static const uint16_t att_desc_user_desc = ATT_DESC_CHAR_USER_DESCRIPTION;
  1. Add your characteristic declaration, value and description in custom server’s database attributes.

// Control Point Characteristic Declaration
[SVC1_IDX_CONTROL_POINT_CHAR]      = {(uint8_t*)&att_decl_char, ATT_UUID_16_LEN, PERM(RD, ENABLE),
                                        0, 0, NULL},

// Control Point Characteristic Value
[SVC1_IDX_CONTROL_POINT_VAL]       = {SVC1_CTRL_POINT_UUID_128, ATT_UUID_128_LEN, PERM(WR, ENABLE) | PERM(WRITE_REQ, ENABLE),
                                        DEF_SVC1_CTRL_POINT_CHAR_LEN, 0, NULL},

// Control Point Characteristic User Description
[SVC1_IDX_CONTROL_POINT_USER_DESC] = {(uint8_t*)&att_desc_user_desc, ATT_UUID_16_LEN, PERM(RD, ENABLE),
                                        sizeof(DEF_SVC1_CONTROL_POINT_USER_DESC) - 1, sizeof(DEF_SVC1_CONTROL_POINT_USER_DESC) - 1,
                                        (uint8_t *) DEF_SVC1_CONTROL_POINT_USER_DESC},

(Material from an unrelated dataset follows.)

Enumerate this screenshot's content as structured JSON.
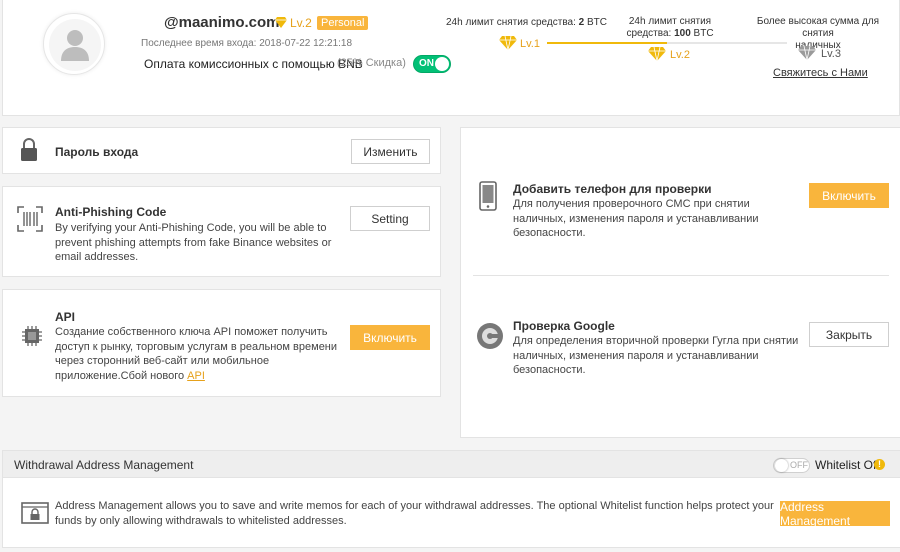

At this point you have created your first custom Profile Characteristic, the Control Point Characteristic. This Characteristic is mainly used for user configuration. In the next section we’ll add one more Characteristic, as also a Service for accessing it and modifying it.